[Task] Pull every line with "fraction" from the material.

[Recorded data]
......

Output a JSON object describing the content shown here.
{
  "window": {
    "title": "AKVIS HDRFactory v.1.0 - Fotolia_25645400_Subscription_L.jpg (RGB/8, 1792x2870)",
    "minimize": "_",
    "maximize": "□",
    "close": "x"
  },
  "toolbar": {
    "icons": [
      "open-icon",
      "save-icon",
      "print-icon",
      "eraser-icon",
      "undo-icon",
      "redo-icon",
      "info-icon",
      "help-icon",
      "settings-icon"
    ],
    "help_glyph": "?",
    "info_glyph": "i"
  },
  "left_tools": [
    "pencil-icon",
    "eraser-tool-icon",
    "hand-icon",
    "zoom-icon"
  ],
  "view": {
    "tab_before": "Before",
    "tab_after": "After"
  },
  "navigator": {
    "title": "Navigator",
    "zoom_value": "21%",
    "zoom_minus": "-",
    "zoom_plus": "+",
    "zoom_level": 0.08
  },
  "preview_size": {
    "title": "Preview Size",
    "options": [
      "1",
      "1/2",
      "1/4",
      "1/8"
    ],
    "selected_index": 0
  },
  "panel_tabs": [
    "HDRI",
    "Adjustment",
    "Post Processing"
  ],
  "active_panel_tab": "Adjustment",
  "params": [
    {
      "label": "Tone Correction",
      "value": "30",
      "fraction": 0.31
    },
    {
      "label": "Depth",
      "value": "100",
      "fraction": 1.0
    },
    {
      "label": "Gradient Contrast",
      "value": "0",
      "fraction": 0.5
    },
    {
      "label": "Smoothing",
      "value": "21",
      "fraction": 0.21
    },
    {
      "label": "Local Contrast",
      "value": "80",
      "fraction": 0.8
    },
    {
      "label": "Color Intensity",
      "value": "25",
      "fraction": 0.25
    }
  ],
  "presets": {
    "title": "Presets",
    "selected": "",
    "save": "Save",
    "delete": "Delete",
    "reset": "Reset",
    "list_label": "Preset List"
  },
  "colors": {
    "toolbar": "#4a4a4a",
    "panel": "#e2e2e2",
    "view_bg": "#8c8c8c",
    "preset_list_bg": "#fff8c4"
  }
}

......

[Answer space]
      "fraction": 0.31
      "fraction": 1.0
      "fraction": 0.5
      "fraction": 0.21
      "fraction": 0.8
      "fraction": 0.25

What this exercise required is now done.